Tuesday, 17 January 2017

Moonlight

By Angie Raphael

4 stars

Unique films can be difficult to come by these days, but Moonlight offers a new perspective into the lives of drug addicts and criminals, and youths trying to break free from the vicious cycle. The bittersweet story is explored relatively well by writer/director Barry Jenkins – although there are some unanswered questions – and most importantly, it is all handled sensitively. Moonlight is told in three parts, chronicling the life of gay black male Chiron (Alex Hibbert, Ashton Sanders and Trevante Rhodes) from childhood to adulthood in Miami. Unfortunately, the camera work was terrible, including too many close-ups and hand-held vision. No doubt the cinematography was carefully planned out, but it just did not work. The three leads, on the other hand, are wonderful and look similar too. The supporting cast are also solid. Moonlight's most powerful aspect is its story and it is an important one worth depicting on film. 


Wednesday, 11 January 2017

Collateral Beauty

By Jackie Raphael

2 stars

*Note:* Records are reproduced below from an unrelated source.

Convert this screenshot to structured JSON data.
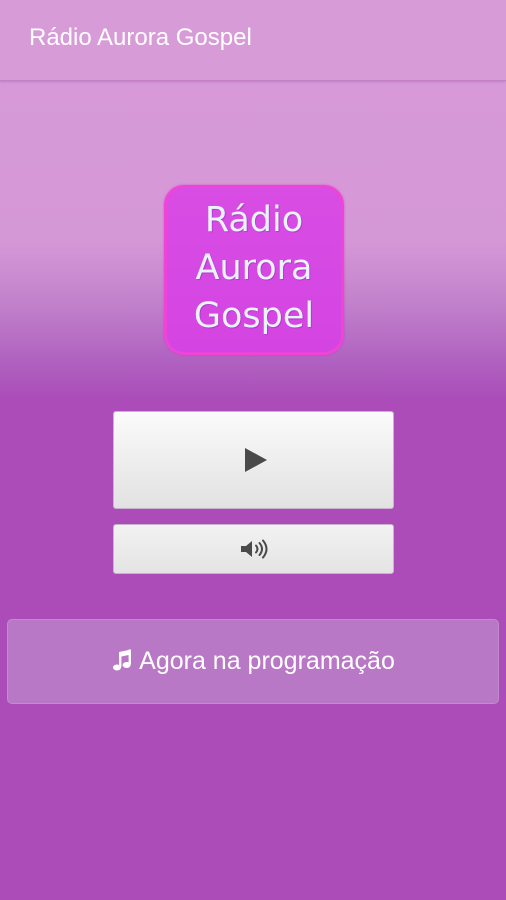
{
  "app_bar": {
    "title": "Rádio Aurora Gospel"
  },
  "logo": {
    "lines": [
      "Rádio",
      "Aurora",
      "Gospel"
    ]
  },
  "player": {
    "play_icon": "play-icon",
    "volume_icon": "volume-icon"
  },
  "now_playing": {
    "icon": "music-note-icon",
    "label": "Agora na programação"
  },
  "colors": {
    "app_bar": "#d79bd8",
    "background_top": "#d89ad8",
    "background_bottom": "#ab4cb9",
    "logo_fill": "#d84de4",
    "logo_border": "#ee44d8",
    "logo_text": "#e9f3fb",
    "now_playing_fill": "#b978c6"
  }
}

This film is very disappointing for such an all-star cast. It is based on a man (Will Smith) who is struggling through life after a tragedy and writes three letters to Love, Time and Death. These three themes become the core of the plot. His colleagues are played by Kate Winslet, Edward Norton and Michael Pena, and together the characters try to help him and save the company. In doing so, we learn about their own individual issues. The film tries too hard to link all the sub-plots and is filled with coincidences. It felt like a cross between 7th Heaven and Touched by an Angel. There are also many lame moments throughout. However, with a strong cast there are some enjoyable scenes. Helen Mirren was particularly funny in her role as an actress who takes part in the scheme. But no matter how much you might like the actors, do not bother wasting your time and money seeing this film at the cinema.  


Monday, 2 January 2017

A Man Called Ove

By Angie Raphael 

4 stars

Everyone probably knows a cranky older person and has wondered about their past, and that is what makes A Man Called Ove so relatable. Based on the 2012 novel by Swedish writer Fredrik Backman, A Man Called Ove is about a quintessential grumpy old man (Rolf Lassgard) who has nothing better to do than bother his neighbours and visit his wife's grave every day, promising to join her. But his suicide attempts are comical failures and things start to change for Ove when he spends time with his new neighbours, especially the pregnant Parvaneh (Bahar Pars). Writer/director Hannes Holm slowly peels back the layers of Ove's heavily guarded personality as the audience learns about his past and sweet love story with his wife, Sonja (Ida Engvoll) through a series of flashbacks. This foreign film is sentimental, bittersweet and worth watching.